Similarly, we were concerned how people in the church were talked about in private. The value of precious image bearers was essentially reduced to what they could offer. The logic was always one of no passengers; we don’t have time for people who are struggling because we need to achieve great things for Jesus. People were a means to an end. Kindness and generosity was not done out of service to the Lord, but was a means of buying loyalty. Likewise, despite caveats of love, church members were consistently demeaned, belittled and insulted. The same happened to other leaders our church was connected with. This served to increase dependence upon the minister and those closest to him, the only ones deemed capable. Milder put downs, expressed in terms of great affection, were directed towards us serving to undermine our own sense of worth in Christ.
“The mouth speaks what the heart is full of” (Matthew 12:34, cf. Proverbs 10:11)

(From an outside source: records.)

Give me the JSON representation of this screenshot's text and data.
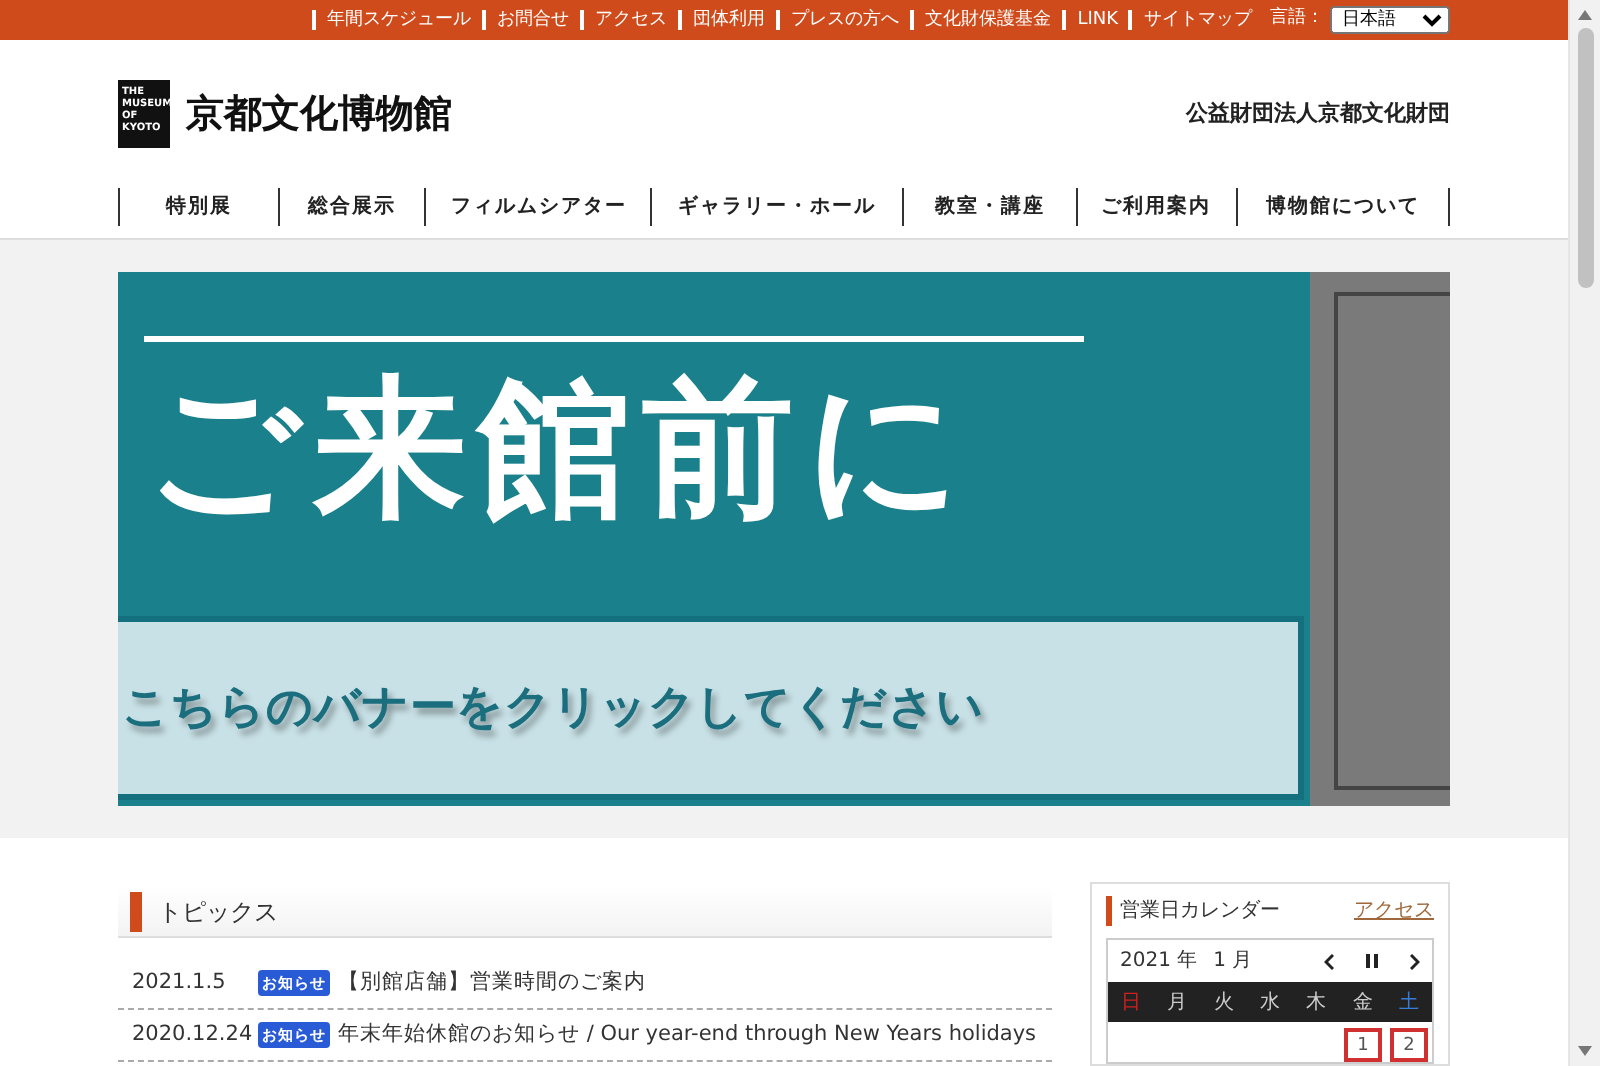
{
  "top_links": [
    "年間スケジュール",
    "お問合せ",
    "アクセス",
    "団体利用",
    "プレスの方へ",
    "文化財保護基金",
    "LINK",
    "サイトマップ"
  ],
  "language": {
    "label": "言語：",
    "value": "日本語"
  },
  "logo": {
    "mark_lines": [
      "THE",
      "MUSEUM",
      "OF KYOTO"
    ],
    "name": "京都文化博物館"
  },
  "foundation": "公益財団法人京都文化財団",
  "nav": [
    "特別展",
    "総合展示",
    "フィルムシアター",
    "ギャラリー・ホール",
    "教室・講座",
    "ご利用案内",
    "博物館について"
  ],
  "banner": {
    "headline": "ご来館前に",
    "caption": "こちらのバナーをクリックしてください"
  },
  "topics": {
    "title": "トピックス",
    "items": [
      {
        "date": "2021.1.5",
        "tag": "お知らせ",
        "text": "【別館店舗】営業時間のご案内"
      },
      {
        "date": "2020.12.24",
        "tag": "お知らせ",
        "text": "年末年始休館のお知らせ / Our year-end through New Years holidays"
      }
    ]
  },
  "calendar": {
    "title": "営業日カレンダー",
    "link": "アクセス",
    "year": "2021 年",
    "month": "1 月",
    "weekdays": [
      {
        "label": "日",
        "kind": "sun"
      },
      {
        "label": "月",
        "kind": "weekday"
      },
      {
        "label": "火",
        "kind": "weekday"
      },
      {
        "label": "水",
        "kind": "weekday"
      },
      {
        "label": "木",
        "kind": "weekday"
      },
      {
        "label": "金",
        "kind": "weekday"
      },
      {
        "label": "土",
        "kind": "sat"
      }
    ],
    "dates": [
      {
        "label": "1",
        "marked": true
      },
      {
        "label": "2",
        "marked": true
      }
    ]
  }
}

Towards the end of our time, we became concerned about what seemed to occupy the imagination of the minister. He spoke of building a legacy, not leading people to love Jesus. There was a belief that spiritual growth equated to doing more in the church rather than increased love for Jesus and evident spiritual fruit. But, looking back, this was always there, with leadership meetings focused on the church’s numerical growth rather than spiritual health. When we look back, the emphasis of the preaching was not on the person of Jesus, our new identity in him and the freedom that brings. Jesus was mentioned, the gospel was outlined, but the emphasis was, “let’s work hard to make this church an impressive, credible and unmissable experience, so that more people come”.
Wounds from a friend can be trusted, but an enemy multiplies kisses (Proverbs 27:6)

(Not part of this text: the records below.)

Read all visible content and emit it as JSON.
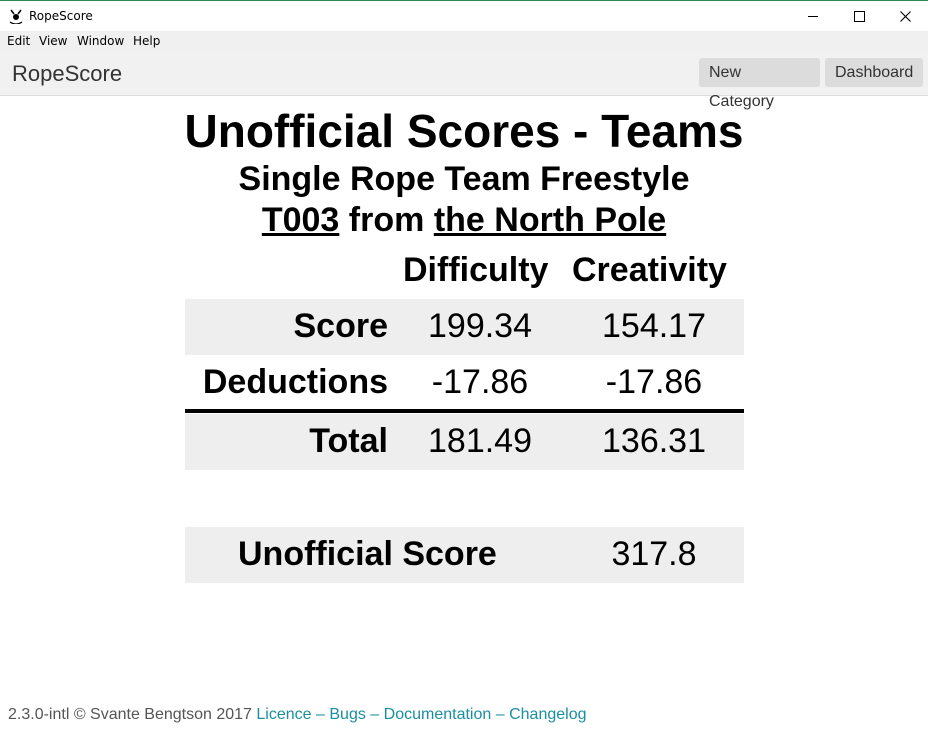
{
  "window": {
    "title": "RopeScore",
    "icon": "jump-rope-app-icon"
  },
  "menu": {
    "items": [
      "Edit",
      "View",
      "Window",
      "Help"
    ]
  },
  "navbar": {
    "brand": "RopeScore",
    "buttons": [
      "New Category",
      "Dashboard"
    ]
  },
  "page": {
    "title": "Unofficial Scores - Teams",
    "event": "Single Rope Team Freestyle",
    "team_id": "T003",
    "from_word": "from",
    "team_name": "the North Pole"
  },
  "table": {
    "columns": [
      "Difficulty",
      "Creativity"
    ],
    "rows": [
      {
        "label": "Score",
        "values": [
          "199.34",
          "154.17"
        ]
      },
      {
        "label": "Deductions",
        "values": [
          "-17.86",
          "-17.86"
        ]
      },
      {
        "label": "Total",
        "values": [
          "181.49",
          "136.31"
        ]
      }
    ]
  },
  "result": {
    "label": "Unofficial Score",
    "value": "317.8"
  },
  "footer": {
    "version": "2.3.0-intl © Svante Bengtson 2017",
    "links": [
      "Licence",
      "Bugs",
      "Documentation",
      "Changelog"
    ],
    "separator": "–"
  },
  "colors": {
    "link": "#1a8fa0",
    "row_shade": "#eeeeee",
    "navbar_bg": "#f1f1f1"
  }
}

We grew concerned at how the minister responded badly to loving criticism and challenge. There was a pattern of being unwilling to receive any feedback and a staunch refusal to hear the perspectives of others. This was always interpreted as personal attack. In fact, those who failed to display absolute loyalty were either considered maverick or unqualified to speak to the issues at hand. Often, we played the role of mediator, advising that these moments seemed to us well-meaning and motivated by love. But the culture was one where loyalty was cherished above all. Younger, more impressionable people were welcomed into the inner circle as we were less likely to offer challenges. What is more, when they did, they could be easily dismissed as lacking accuracy or conviction by the older, wiser leader who had set himself as the trained expert. We fell for this because, as Diane Langberg recently said, “we have elevated gifting over character. We trust that character is good because gifting is good, and that is a complete lie.”
Shepherd the flock of God that is among you (1 Peter 5:2)

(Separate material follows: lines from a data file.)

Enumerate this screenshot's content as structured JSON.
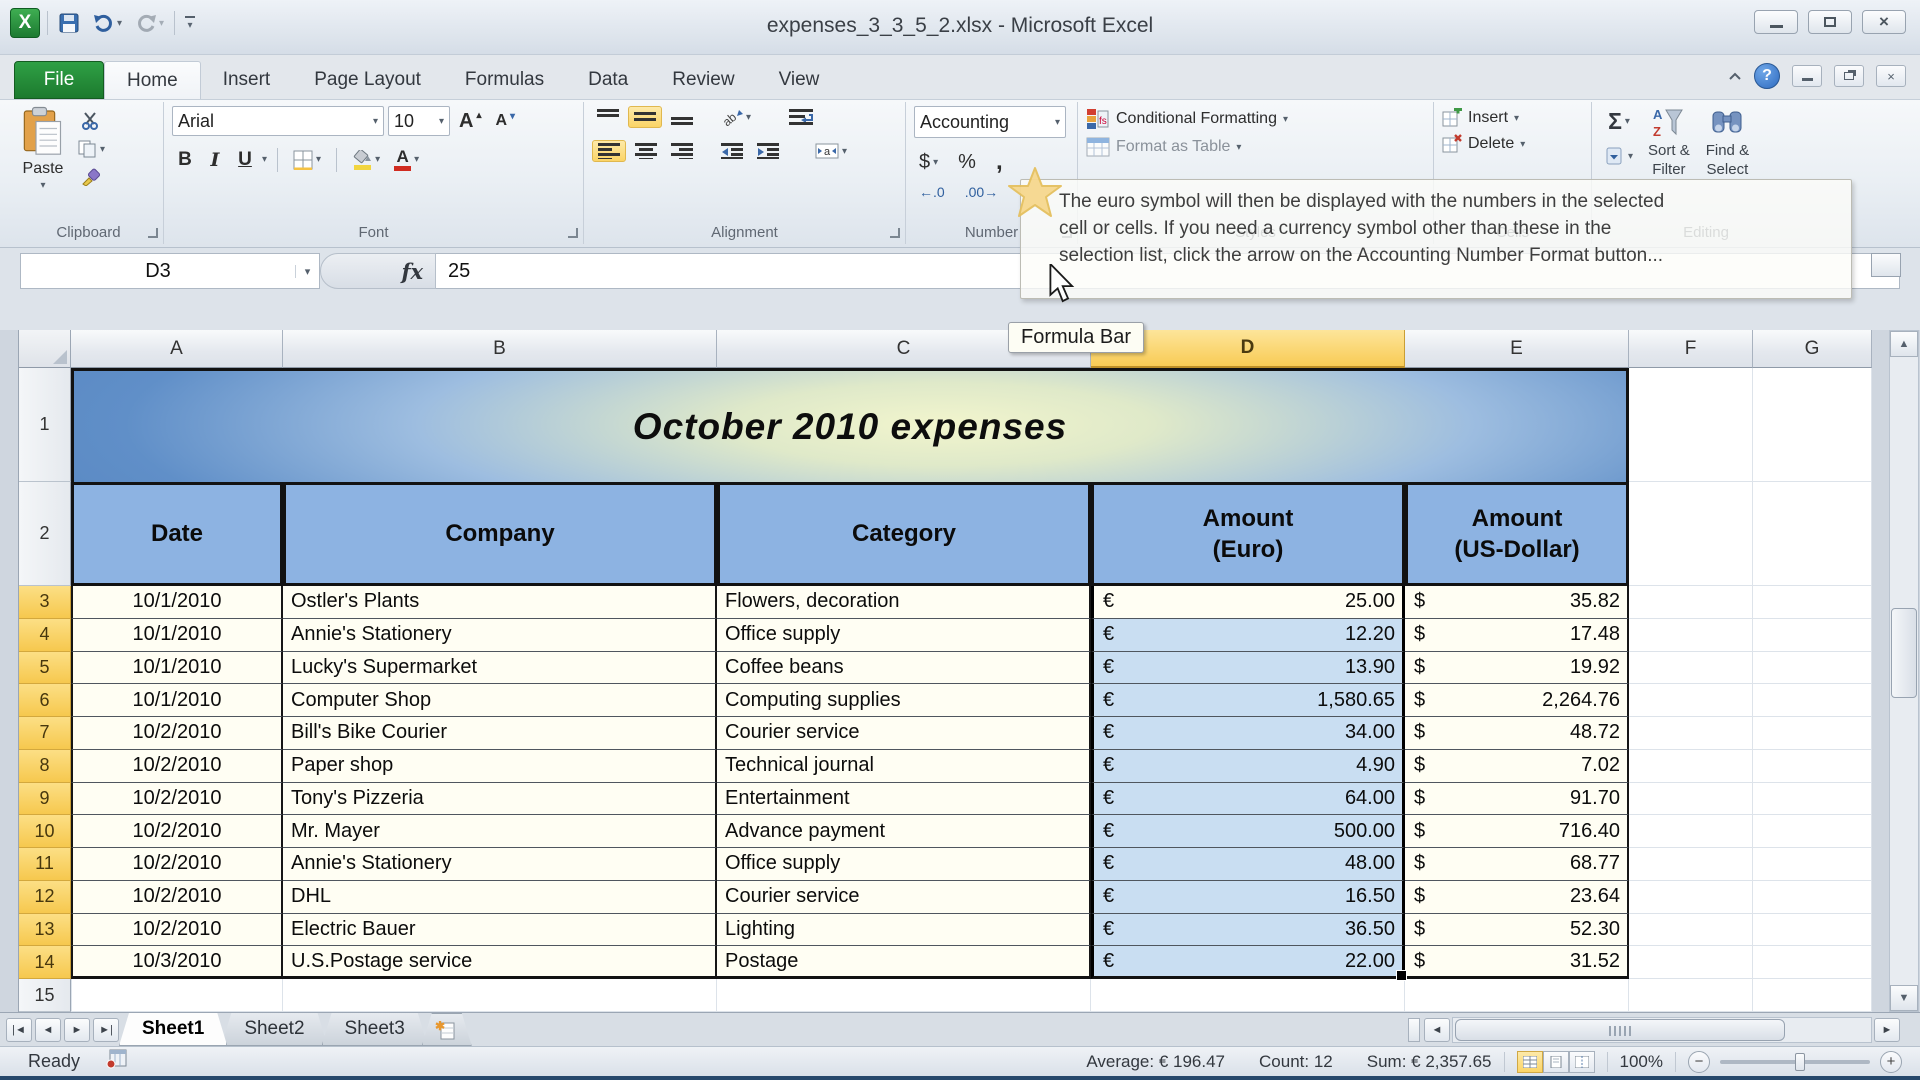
{
  "window": {
    "title": "expenses_3_3_5_2.xlsx  -  Microsoft Excel"
  },
  "ribbon_tabs": {
    "file": "File",
    "items": [
      "Home",
      "Insert",
      "Page Layout",
      "Formulas",
      "Data",
      "Review",
      "View"
    ]
  },
  "ribbon": {
    "clipboard": {
      "group": "Clipboard",
      "paste": "Paste"
    },
    "font": {
      "group": "Font",
      "family": "Arial",
      "size": "10",
      "bold": "B",
      "italic": "I",
      "underline": "U",
      "color_letter": "A"
    },
    "alignment": {
      "group": "Alignment"
    },
    "number": {
      "group": "Number",
      "format": "Accounting",
      "currency": "$",
      "percent": "%",
      "comma": ",",
      "inc_decimal": "←.0",
      "dec_decimal": ".00→"
    },
    "styles": {
      "group": "Styles",
      "conditional_formatting": "Conditional Formatting",
      "format_as_table": "Format as Table"
    },
    "cells": {
      "group": "Cells",
      "insert": "Insert",
      "delete": "Delete"
    },
    "editing": {
      "group": "Editing",
      "autosum": "Σ",
      "sort_line1": "Sort &",
      "sort_line2": "Filter",
      "find_line1": "Find &",
      "find_line2": "Select"
    }
  },
  "tooltip": {
    "line1": "The euro symbol will then be displayed with the numbers in the selected",
    "line2": "cell or cells. If you need a currency symbol other than these in the",
    "line3": "selection list, click the arrow on the Accounting Number Format button..."
  },
  "formula_bar": {
    "name_box": "D3",
    "fx": "fx",
    "value": "25",
    "tooltip": "Formula Bar"
  },
  "grid": {
    "columns": [
      "A",
      "B",
      "C",
      "D",
      "E",
      "F",
      "G"
    ],
    "selected_column": "D",
    "eur_symbol": "€",
    "usd_symbol": "$",
    "title_row_number": "1",
    "title": "October 2010 expenses",
    "header_row_number": "2",
    "headers": [
      {
        "title": "Date",
        "sub": ""
      },
      {
        "title": "Company",
        "sub": ""
      },
      {
        "title": "Category",
        "sub": ""
      },
      {
        "title": "Amount",
        "sub": "(Euro)"
      },
      {
        "title": "Amount",
        "sub": "(US-Dollar)"
      }
    ],
    "rows": [
      {
        "n": "3",
        "date": "10/1/2010",
        "company": "Ostler's Plants",
        "category": "Flowers, decoration",
        "eur": "25.00",
        "usd": "35.82"
      },
      {
        "n": "4",
        "date": "10/1/2010",
        "company": "Annie's Stationery",
        "category": "Office supply",
        "eur": "12.20",
        "usd": "17.48"
      },
      {
        "n": "5",
        "date": "10/1/2010",
        "company": "Lucky's Supermarket",
        "category": "Coffee beans",
        "eur": "13.90",
        "usd": "19.92"
      },
      {
        "n": "6",
        "date": "10/1/2010",
        "company": "Computer Shop",
        "category": "Computing supplies",
        "eur": "1,580.65",
        "usd": "2,264.76"
      },
      {
        "n": "7",
        "date": "10/2/2010",
        "company": "Bill's Bike Courier",
        "category": "Courier service",
        "eur": "34.00",
        "usd": "48.72"
      },
      {
        "n": "8",
        "date": "10/2/2010",
        "company": "Paper shop",
        "category": "Technical journal",
        "eur": "4.90",
        "usd": "7.02"
      },
      {
        "n": "9",
        "date": "10/2/2010",
        "company": "Tony's Pizzeria",
        "category": "Entertainment",
        "eur": "64.00",
        "usd": "91.70"
      },
      {
        "n": "10",
        "date": "10/2/2010",
        "company": "Mr. Mayer",
        "category": "Advance payment",
        "eur": "500.00",
        "usd": "716.40"
      },
      {
        "n": "11",
        "date": "10/2/2010",
        "company": "Annie's Stationery",
        "category": "Office supply",
        "eur": "48.00",
        "usd": "68.77"
      },
      {
        "n": "12",
        "date": "10/2/2010",
        "company": "DHL",
        "category": "Courier service",
        "eur": "16.50",
        "usd": "23.64"
      },
      {
        "n": "13",
        "date": "10/2/2010",
        "company": "Electric Bauer",
        "category": "Lighting",
        "eur": "36.50",
        "usd": "52.30"
      },
      {
        "n": "14",
        "date": "10/3/2010",
        "company": "U.S.Postage service",
        "category": "Postage",
        "eur": "22.00",
        "usd": "31.52"
      }
    ],
    "next_row_number": "15"
  },
  "sheet_tabs": {
    "items": [
      "Sheet1",
      "Sheet2",
      "Sheet3"
    ],
    "active": "Sheet1"
  },
  "status": {
    "mode": "Ready",
    "average": "Average: € 196.47",
    "count": "Count: 12",
    "sum": "Sum: € 2,357.65",
    "zoom_level": "100%"
  }
}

Finally, whilst our church claimed to have an equal eldership, behind closed doors there was much talk of ‘first among equals’, that someone had to ‘take the lead’ or that one might be qualified for eldership, but not necessarily to be a Pastor. We have heard of other churches where the minister’s wife referred to herself and the minister as, ‘the Spiritual leaders of the church’. She was sat with the other church elders and her views, by way of marriage, carried more weight than theirs. There was also a regular, subtle discrediting of (and briefing against) other elders who commanded natural respect because of their experience, age or character. There was a noticeable lack of humility, a lack of prayerfulness and reliance on God, an attitude of impatience towards others who did not affirm their ideas and plans. They were there to lead, not to serve. They were necessary to the ‘success’ of the church. There was a sense that the church was really an extension of the pastor and his wife. As Wade Mullen says, “narcissistic leaders slowly turn their organisations into monuments to themselves”. As such, we were there to help these ‘spiritual leaders’ achieve their ambitions. The reality was that they set themselves above the rest of us and so, despite all the charm and words of affirmation, the relationships they enjoyed were shallow. We existed to lift them up, rather than the pastor serving and pointing us to Jesus.